The UK transport secretary, Mark Harper, will meet the union leader Mick Lynch for the first time for urgent talks to try to call off rail strikes over the festive period.
The RMT general secretary defended the industrial action after critical newspaper reports painted him as “the Grinch who stole Christmas”.
“I’m not the Grinch. I’m a trade union official, and I’m determined to get a deal,” Lynch said.
His assistant general secretary, John Leach, said he hoped Harper “puts his shoulder behind the wheel and gets a deal moving”, but warned that if a settlement isn’t reached on Thursday then passengers will face “more and more disruption”.
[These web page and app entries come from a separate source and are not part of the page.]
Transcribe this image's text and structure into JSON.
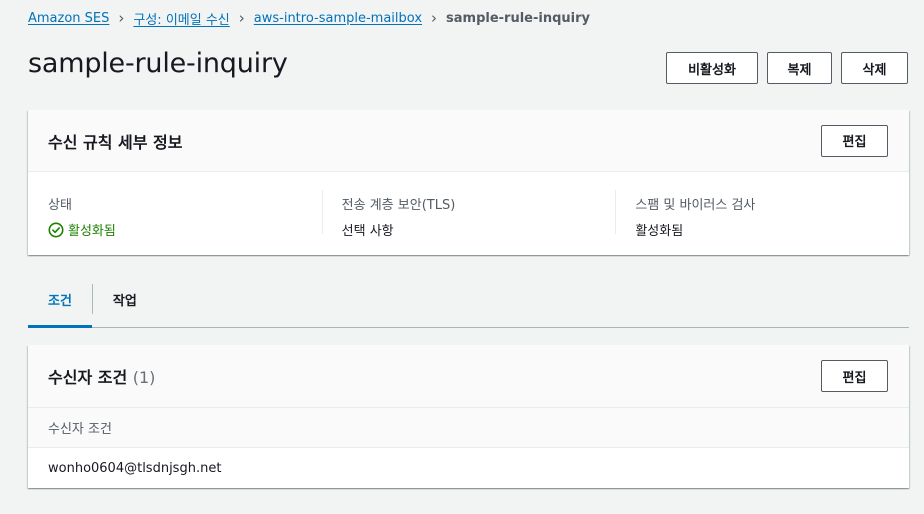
{
  "breadcrumb": {
    "items": [
      "Amazon SES",
      "구성: 이메일 수신",
      "aws-intro-sample-mailbox"
    ],
    "current": "sample-rule-inquiry"
  },
  "page": {
    "title": "sample-rule-inquiry",
    "actions": {
      "disable": "비활성화",
      "copy": "복제",
      "delete": "삭제"
    }
  },
  "details": {
    "title": "수신 규칙 세부 정보",
    "edit_label": "편집",
    "fields": [
      {
        "label": "상태",
        "value": "활성화됨"
      },
      {
        "label": "전송 계층 보안(TLS)",
        "value": "선택 사항"
      },
      {
        "label": "스팸 및 바이러스 검사",
        "value": "활성화됨"
      }
    ]
  },
  "tabs": [
    "조건",
    "작업"
  ],
  "recipients": {
    "title": "수신자 조건",
    "count": "(1)",
    "edit_label": "편집",
    "column": "수신자 조건",
    "rows": [
      "wonho0604@tlsdnjsgh.net"
    ]
  },
  "colors": {
    "link": "#0073bb",
    "success": "#1d8102",
    "background": "#f2f3f3"
  }
}
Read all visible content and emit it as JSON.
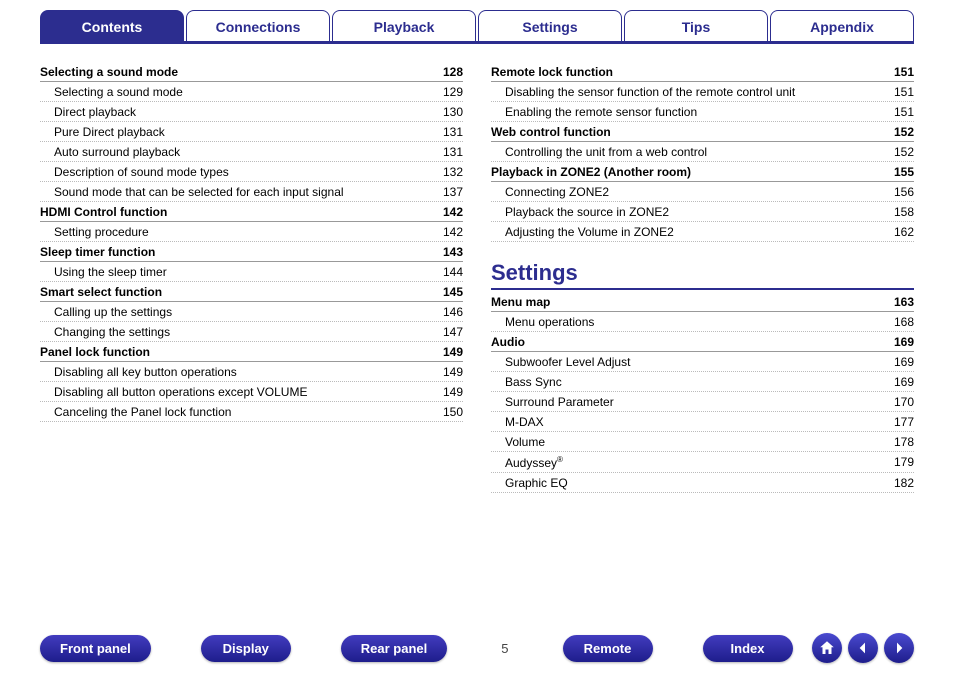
{
  "tabs": {
    "contents": "Contents",
    "connections": "Connections",
    "playback": "Playback",
    "settings": "Settings",
    "tips": "Tips",
    "appendix": "Appendix",
    "active": "contents"
  },
  "page_number": "5",
  "left_column": {
    "sections": [
      {
        "title": "Selecting a sound mode",
        "page": "128",
        "items": [
          {
            "label": "Selecting a sound mode",
            "page": "129"
          },
          {
            "label": "Direct playback",
            "page": "130"
          },
          {
            "label": "Pure Direct playback",
            "page": "131"
          },
          {
            "label": "Auto surround playback",
            "page": "131"
          },
          {
            "label": "Description of sound mode types",
            "page": "132"
          },
          {
            "label": "Sound mode that can be selected for each input signal",
            "page": "137"
          }
        ]
      },
      {
        "title": "HDMI Control function",
        "page": "142",
        "items": [
          {
            "label": "Setting procedure",
            "page": "142"
          }
        ]
      },
      {
        "title": "Sleep timer function",
        "page": "143",
        "items": [
          {
            "label": "Using the sleep timer",
            "page": "144"
          }
        ]
      },
      {
        "title": "Smart select function",
        "page": "145",
        "items": [
          {
            "label": "Calling up the settings",
            "page": "146"
          },
          {
            "label": "Changing the settings",
            "page": "147"
          }
        ]
      },
      {
        "title": "Panel lock function",
        "page": "149",
        "items": [
          {
            "label": "Disabling all key button operations",
            "page": "149"
          },
          {
            "label": "Disabling all button operations except VOLUME",
            "page": "149"
          },
          {
            "label": "Canceling the Panel lock function",
            "page": "150"
          }
        ]
      }
    ]
  },
  "right_column": {
    "top_sections": [
      {
        "title": "Remote lock function",
        "page": "151",
        "items": [
          {
            "label": "Disabling the sensor function of the remote control unit",
            "page": "151"
          },
          {
            "label": "Enabling the remote sensor function",
            "page": "151"
          }
        ]
      },
      {
        "title": "Web control function",
        "page": "152",
        "items": [
          {
            "label": "Controlling the unit from a web control",
            "page": "152"
          }
        ]
      },
      {
        "title": "Playback in ZONE2 (Another room)",
        "page": "155",
        "items": [
          {
            "label": "Connecting ZONE2",
            "page": "156"
          },
          {
            "label": "Playback the source in ZONE2",
            "page": "158"
          },
          {
            "label": "Adjusting the Volume in ZONE2",
            "page": "162"
          }
        ]
      }
    ],
    "chapter_heading": "Settings",
    "settings_sections": [
      {
        "title": "Menu map",
        "page": "163",
        "items": [
          {
            "label": "Menu operations",
            "page": "168"
          }
        ]
      },
      {
        "title": "Audio",
        "page": "169",
        "items": [
          {
            "label": "Subwoofer Level Adjust",
            "page": "169"
          },
          {
            "label": "Bass Sync",
            "page": "169"
          },
          {
            "label": "Surround Parameter",
            "page": "170"
          },
          {
            "label": "M-DAX",
            "page": "177"
          },
          {
            "label": "Volume",
            "page": "178"
          },
          {
            "label": "Audyssey",
            "sup": "®",
            "page": "179"
          },
          {
            "label": "Graphic EQ",
            "page": "182"
          }
        ]
      }
    ]
  },
  "footer": {
    "buttons": {
      "front_panel": "Front panel",
      "display": "Display",
      "rear_panel": "Rear panel",
      "remote": "Remote",
      "index": "Index"
    },
    "icons": {
      "home": "home-icon",
      "prev": "arrow-left-icon",
      "next": "arrow-right-icon"
    }
  }
}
Meanwhile, the work and pensions secretary, Mel Stride, told Sky News on Wednesday that legislation could be pushed forward “in due course” to ensure a minimum service for passengers. He condemned striking workers for putting festive family reunions at risk.
More than 40,000 members of the RMT working for Network Rail and 14 train operating companies will strike on 13-14 and 16-17 December, causing disruption over six consecutive days in the run-up to Christmas. A further two strikes are planned for 3-4 and 6-7 January.
The RMT also announced an overtime ban that would cover the Christmas period from 18 December until 2 January, when services will already be affected in some areas by engineering works.
Train drivers in the Aslef union will also halt a number of services on Saturday.
“What we need is more talking from the unions with the employers and [fewer] announcements of strikes,” Stride said. “The consequence of this for families up and down the country, some of them quite serious incidentally, people trying to get to medical appointments for example, as well as the family reunions you have mentioned.
“It could be pretty profound. If you look at the timing of these strikes, they are designed to create maximum disruption across the Christmas period.”
Defending the action, Lynch said: “This latest round of strikes will show how important our members are to the running of this country and will send a clear message that we want a good deal on job security, pay and conditions for our people. This whole process has become a farce that only the new secretary of state can resolve.
“There is no good time to have a strike. We have left the Christmas period strike-free deliberately. We cannot leave this action to go cold. We have not been on strike for two months, we moved other dates to facilitate important public and national events.
“If we just leave it they will impose the changes. Network Rail have already issued a statutory redundancy notice for 3,000 jobs and they will impose that if we do not resist what they are doing and come to a compromise.”
Labour stressed the need for a deal, but backed workers’ right to campaign for a fair pay offer. The shadow home secretary, Yvette Cooper, told BBC Radio 4’s Today programme: “We recognise people have got a right to do everything they can to campaign for a fair pay deal, and they will continue to do so.
“And people have a right to withdraw their labour and to strike as part of that and we will always support people’s right to be able to do that, but ultimately we need a deal in place, and that is what we have been calling for.”
Tim Shoveller, Network Rail’s chief negotiator, said: “No one can deny the precarious financial hole in which the railway finds itself. Striking makes that hole bigger and the task of finding a resolution ever more difficult.
“Only through reform, that will not result in anyone losing their job, can savings be made that can then be converted into an improved offer. While progress has been made over these last two weeks, we still have yet to find that breakthrough.
“We will not give up and hope that the RMT will return to the table with a more realistic appreciation of the situation.”